Prompt – The answer must consist of each line below that contains the word "Application", copied in full.

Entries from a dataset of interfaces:
• • •
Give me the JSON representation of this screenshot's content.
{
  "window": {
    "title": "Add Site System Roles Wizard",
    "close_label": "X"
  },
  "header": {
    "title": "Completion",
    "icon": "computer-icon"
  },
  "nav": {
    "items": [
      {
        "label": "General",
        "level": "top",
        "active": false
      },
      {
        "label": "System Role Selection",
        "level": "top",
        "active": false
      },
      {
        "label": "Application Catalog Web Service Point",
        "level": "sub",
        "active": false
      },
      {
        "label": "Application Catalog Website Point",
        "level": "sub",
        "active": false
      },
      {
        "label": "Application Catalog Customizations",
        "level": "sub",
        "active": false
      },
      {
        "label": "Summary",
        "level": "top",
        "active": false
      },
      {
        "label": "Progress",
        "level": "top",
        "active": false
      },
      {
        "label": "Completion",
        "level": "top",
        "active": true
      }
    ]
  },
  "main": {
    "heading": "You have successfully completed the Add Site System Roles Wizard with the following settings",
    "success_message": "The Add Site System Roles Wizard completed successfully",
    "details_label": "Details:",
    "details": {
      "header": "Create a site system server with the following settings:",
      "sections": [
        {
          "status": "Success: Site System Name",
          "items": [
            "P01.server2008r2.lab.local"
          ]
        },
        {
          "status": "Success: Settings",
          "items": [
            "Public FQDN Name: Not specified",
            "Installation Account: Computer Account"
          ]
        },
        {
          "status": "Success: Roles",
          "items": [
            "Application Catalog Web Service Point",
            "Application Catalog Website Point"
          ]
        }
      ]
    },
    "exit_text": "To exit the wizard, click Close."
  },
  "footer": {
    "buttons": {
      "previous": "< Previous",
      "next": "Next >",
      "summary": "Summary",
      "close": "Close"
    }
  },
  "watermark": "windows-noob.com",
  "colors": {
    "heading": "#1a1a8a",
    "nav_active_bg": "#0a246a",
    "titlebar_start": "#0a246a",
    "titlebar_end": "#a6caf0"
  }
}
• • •
Task solution –
        "label": "Application Catalog Web Service Point",
        "label": "Application Catalog Website Point",
        "label": "Application Catalog Customizations",
            "Application Catalog Web Service Point",
            "Application Catalog Website Point"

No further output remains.